The coalition, known as "Reclaim Our Schools L.A.," envisions replicating the "wraparound services" already in place at some L.A. Unified schools — like at Garfield High's "Wellness Center," where a non-profit provider offers physical exams, family planning and mental health services — on campuses across the sprawling district.

"We want to build the schools to be the hub of those communities," said Patricia Castellanos, deputy director of the labor-aligned Los Angeles Alliance for a New Economy (LAANE), which is part of the coalition. "They're, in most cases, right down the street from us. Unless you have kids, the schools' neighbors don’t really engage otherwise. That [school] should be an anchor for those communities and for those parents."

The idea is far from new; as early as 1889, Chicago's Hull House brought educational and social services for immigrant families under one roof. But in the last decade, the New York City, Philadelphia, Oakland and Cincinnati school districts have rolled out reform initiatives under the banner of "community schools."

Reclaim Our Schools wants to add Los Angeles to that list. How exactly coalition members plan to do it is not yet clear; their vision document is more an outline of principles than a concrete action plan. Coalition members do plan to meet with L.A. Unified leaders and hold a community forum in the coming months.

"This group actually has a vision for, over a period of some time, moving the entire district to being a community school district," said Alex Caputo-Pearl, president of the United Teachers Los Angeles (UTLA) teachers union, which is part of the coalition.

It's not only wraparound services that Reclaim Our Schools coalition hopes to bring to L.A. schools. To them, according to the vision document, a true "community school" also teaches using a "culturally-relevant" curriculum, sets progressive student discipline policies, cares more about experienced teachers than test scores and attempts to create "authentic" relationships with parents.

Castellanos and Caputo-Pearl said the coalition's primary focus is on district-run schools in L.A. Unified. But what about charter schools operating in the district?

Reclaim Our Schools L.A.'s visioning document criticizes the "simplistic narrative forc[ing] all stakeholders in the public education system to take sides in an increasingly acrimonious debate."
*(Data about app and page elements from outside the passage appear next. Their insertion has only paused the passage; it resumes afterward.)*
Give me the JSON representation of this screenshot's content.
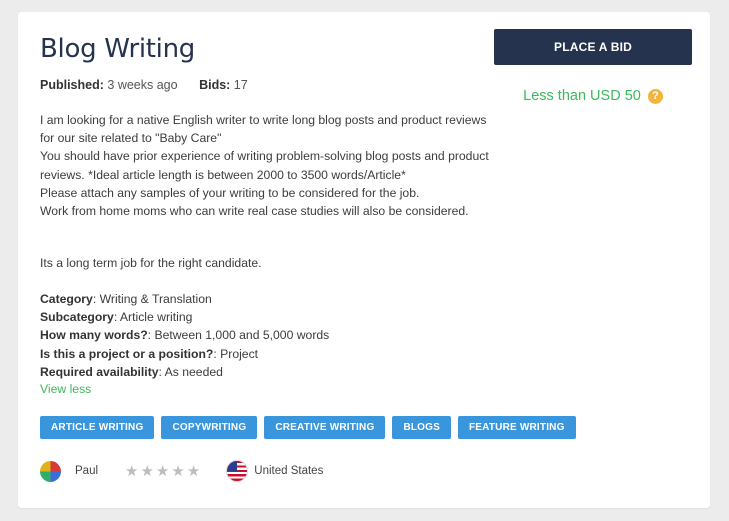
{
  "job": {
    "title": "Blog Writing",
    "published_label": "Published:",
    "published_value": "3 weeks ago",
    "bids_label": "Bids:",
    "bids_value": "17",
    "place_bid_label": "PLACE A BID",
    "budget": "Less than USD 50",
    "help_symbol": "?",
    "description": [
      "I am looking for a native English writer to write long blog posts and product reviews for our site related to \"Baby Care\"",
      "You should have prior experience of writing problem-solving blog posts and product reviews. *Ideal article length is between 2000 to 3500 words/Article*",
      "Please attach any samples of your writing to be considered for the job.",
      "Work from home moms who can write real case studies will also be considered."
    ],
    "long_term": "Its a long term job for the right candidate.",
    "details": [
      {
        "label": "Category",
        "value": ": Writing & Translation"
      },
      {
        "label": "Subcategory",
        "value": ": Article writing"
      },
      {
        "label": "How many words?",
        "value": ": Between 1,000 and 5,000 words"
      },
      {
        "label": "Is this a project or a position?",
        "value": ": Project"
      },
      {
        "label": "Required availability",
        "value": ": As needed"
      }
    ],
    "view_less": "View less",
    "tags": [
      "ARTICLE WRITING",
      "COPYWRITING",
      "CREATIVE WRITING",
      "BLOGS",
      "FEATURE WRITING"
    ]
  },
  "poster": {
    "name": "Paul",
    "stars": "★★★★★",
    "rating": 0,
    "country": "United States"
  },
  "colors": {
    "accent": "#26334f",
    "green": "#3cb85c",
    "tag_blue": "#3a96dc"
  }
}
But the document also makes it clear the coalition's primary aim is to address L.A. Unified's shortcomings and bolster the district's attempts to boost its enrollment amid increasing competition from charters.
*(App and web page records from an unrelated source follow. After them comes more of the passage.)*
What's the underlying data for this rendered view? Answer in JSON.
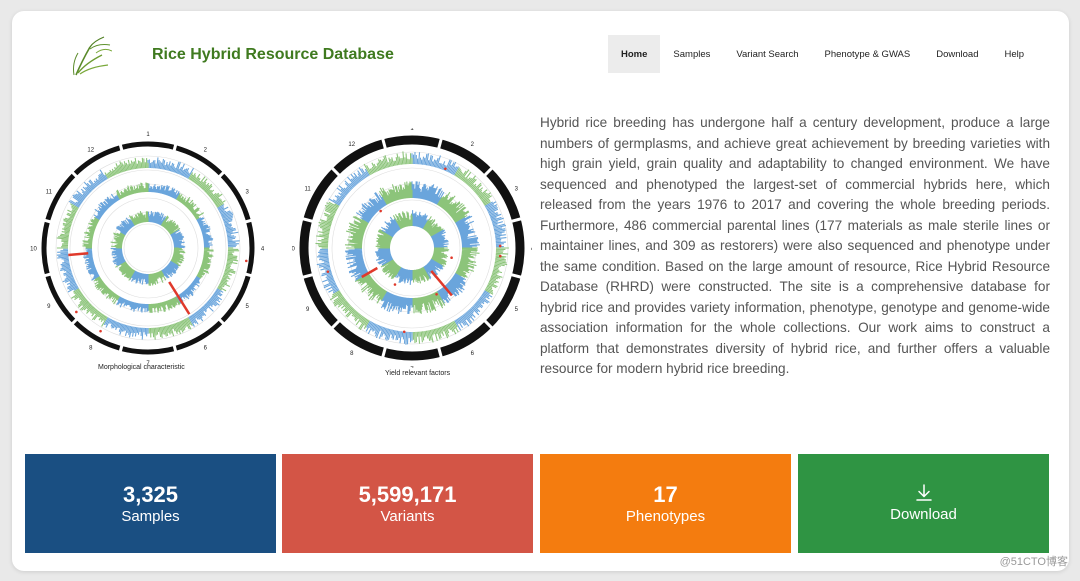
{
  "header": {
    "title": "Rice Hybrid Resource Database",
    "logo_icon": "rice-plant-icon"
  },
  "nav": {
    "items": [
      {
        "label": "Home",
        "active": true
      },
      {
        "label": "Samples"
      },
      {
        "label": "Variant Search"
      },
      {
        "label": "Phenotype & GWAS"
      },
      {
        "label": "Download"
      },
      {
        "label": "Help"
      }
    ]
  },
  "figures": [
    {
      "caption": "Morphological characteristic",
      "chromosomes": [
        "1",
        "2",
        "3",
        "4",
        "5",
        "6",
        "7",
        "8",
        "9",
        "10",
        "11",
        "12"
      ]
    },
    {
      "caption": "Yield relevant factors",
      "chromosomes": [
        "1",
        "2",
        "3",
        "4",
        "5",
        "6",
        "7",
        "8",
        "9",
        "10",
        "11",
        "12"
      ]
    }
  ],
  "intro": {
    "text": "Hybrid rice breeding has undergone half a century development, produce a large numbers of germplasms, and achieve great achievement by breeding varieties with high grain yield, grain quality and adaptability to changed environment. We have sequenced and phenotyped the largest-set of commercial hybrids here, which released from the years 1976 to 2017 and covering the whole breeding periods. Furthermore, 486 commercial parental lines (177 materials as male sterile lines or maintainer lines, and 309 as restorers) were also sequenced and phenotype under the same condition. Based on the large amount of resource, Rice Hybrid Resource Database (RHRD) were constructed. The site is a comprehensive database for hybrid rice and provides variety information, phenotype, genotype and genome-wide association information for the whole collections. Our work aims to construct a platform that demonstrates diversity of hybrid rice, and further offers a valuable resource for modern hybrid rice breeding."
  },
  "stats": {
    "samples": {
      "value": "3,325",
      "label": "Samples",
      "color": "#1a4f82"
    },
    "variants": {
      "value": "5,599,171",
      "label": "Variants",
      "color": "#d35546"
    },
    "phenotypes": {
      "value": "17",
      "label": "Phenotypes",
      "color": "#f47c0f"
    },
    "download": {
      "label": "Download",
      "icon": "download-icon",
      "color": "#2f9443"
    }
  },
  "colors": {
    "blue": "#6aa5dc",
    "green": "#8cc47a",
    "title_green": "#3f7a1f"
  },
  "watermark": "@51CTO博客"
}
"Could a charter school fit under this model? I think so," Castellanos said. "I don’t see a reason why a charter school could not carry out a similar model so long as they are also being held to the same standard as public schools."

"If charter schools want to be a part of the conversation, we’re not opposed to that," Caputo-Pearl said. "But the community groups and labor organizations that are part of the Reclaim Our Schools L.A. coalition, are very aware of the challenges that unregulated charter growth poses to LAUSD."

The Reclaim Our Schools coalition is comprised of labor unions or labor-friendly organizations, such as UTLA, LAANE, the California School Employees Association and SEIU Local 99.

But it's also comprised of faith-based groups — like Clergy & Laity United for Economic Justice and the Southern Christian Leadership Conference of Southern California — and activist organizations like the NAACP, Coalition for Humane Immigrant Rights of Los Angeles (CHIRLA), Grassroots Coalition for the Schools LA Students Deserve and Alliance of Californians for Community Empowerment.

The coalition is planning a launch event at Dorsey High School in the Crenshaw neighborhood on Thursday afternoon.